In addition to factors present in large firms, there are additional factors which must be considered when valuing small firms. These factors require special adjustments to be made to the final valuation, whatever method is used to calculate it. These adjustments include liquidity discounts, the importance of the entrepreneur, size and age discounts, the reason for the valuation, the valuer’s background, impacts from reconstruction and minority discounts or control premiums.
Liquidity or marketability discounts are reductions of a firm’s price to compensate for the difficulty associated with selling ownership shares. The average liquidity discount applied is 20 to 25 percent; it varies greatly depending on the method used for calculation and due to the difficulty of calculation (Feldman, 2003). In 2007 Stanley Block surveyed the effects of using two different calculation methods for liquidity discount, restricted stock comparison, and pre-initial public offering comparisons (Block, 2007). In examining restricted stock and its price discount below publicly traded stock, Block identified several problems that would make the results difficult to apply. These included the nature of the investors themselves, the effect of SEC regulations and the significant size difference between public and private firms. Through the comparison of pre-IPO and post-IPO prices Block found an average difference of a 47 percent. However, Block cited problems with this method, including a sample selection bias, uncertainty of whether the transactions were “arms-length,” and the fact that many calculations neglected to calculate the time value of money. In calculating the appropriate liquidity discount, factors that need to be considered include: the proximity of a liquidity event such as an exit or IPO; length of time to the new ventures stability; and the impact of market forces on the firm’s liquidity (IPEV Board, 2008).
If a entrepreneur is an important part of the business or has functions that are integral to the firm, a risk allotment may need to be made for the effect of the entrepreneur’s leaving (Lewis, 1988). In many small firms the entrepreneur and the firm are nearly indistinguishable, with the entrepreneur responsible for many different roles. This increases the risk for a transfer of ownership or sale, because the firm may not be able to operate without a knowledgeable person filling those roles.

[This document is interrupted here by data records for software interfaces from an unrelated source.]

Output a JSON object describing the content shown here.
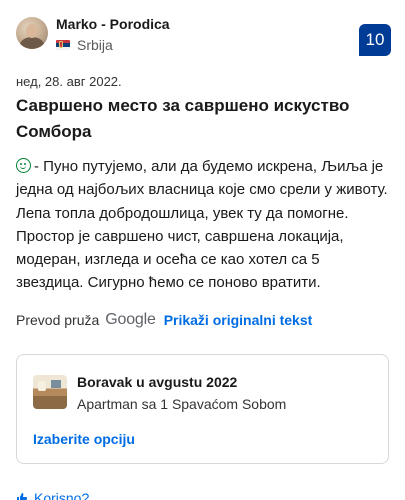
{
  "reviewer": {
    "name": "Marko - Porodica",
    "country": "Srbija",
    "score": "10"
  },
  "review": {
    "date": "нед, 28. авг 2022.",
    "title": "Савршено место за савршено искуство Сомбора",
    "positive_text": "- Пуно путујемо, али да будемо искрена, Љиља је једна од најбољих власница које смо срели у животу. Лепа топла добродошлица, увек ту да помогне. Простор је савршено чист, савршена локација, модеран, изгледа и осећа се као хотел са 5 звездица. Сигурно ћемо се поново вратити."
  },
  "translation": {
    "provided_by": "Prevod pruža",
    "provider": "Google",
    "show_original": "Prikaži originalni tekst"
  },
  "stay_card": {
    "title": "Boravak u avgustu 2022",
    "room": "Apartman sa 1 Spavaćom Sobom",
    "action": "Izaberite opciju"
  },
  "footer": {
    "helpful": "Korisno?"
  },
  "colors": {
    "score_bg": "#003b95",
    "link": "#006ce4",
    "positive": "#008234"
  }
}
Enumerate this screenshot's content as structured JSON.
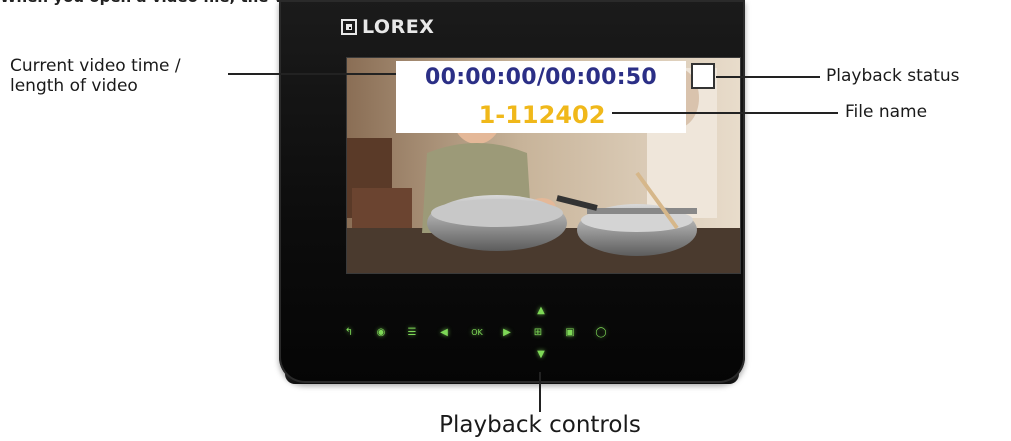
{
  "top_caption": "When you open a video file, the video will playback.",
  "device": {
    "brand": "LOREX"
  },
  "overlay": {
    "time": "00:00:00/00:00:50",
    "file_name": "1-112402"
  },
  "callouts": {
    "time_label_line1": "Current video time /",
    "time_label_line2": "length of video",
    "status_label": "Playback status",
    "file_label": "File name",
    "controls_label": "Playback controls"
  },
  "buttons": [
    {
      "name": "back-icon",
      "glyph": "↰"
    },
    {
      "name": "record-icon",
      "glyph": "◉"
    },
    {
      "name": "menu-icon",
      "glyph": "☰"
    },
    {
      "name": "left-arrow-icon",
      "glyph": "◀"
    },
    {
      "name": "ok-button",
      "glyph": "OK"
    },
    {
      "name": "right-arrow-icon",
      "glyph": "▶"
    },
    {
      "name": "quad-view-icon",
      "glyph": "⊞"
    },
    {
      "name": "zoom-icon",
      "glyph": "▣"
    },
    {
      "name": "speech-icon",
      "glyph": "◯"
    }
  ],
  "nav_up": {
    "glyph": "▲"
  },
  "nav_down": {
    "glyph": "▼"
  },
  "colors": {
    "time_color": "#2b2f86",
    "file_color": "#f0b81a",
    "button_glow": "#7ed957"
  }
}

Finally there is a minority discount or control premium that must be added if the valuation is for the transfer of only partial ownership (Feldman, 2003). A control premium may be assigned to the final valuation, to appropriately account for relinquishment of control to a new investor. A minority discount may be assigned if the ownership transfer is for less than half of the firm, compensating for the inability of the new investor to effect change within the firm. Possessing the controlling share in a venture gives the holder the option to use the firm’s assets and cash flows in a completely different manner. That ability has value.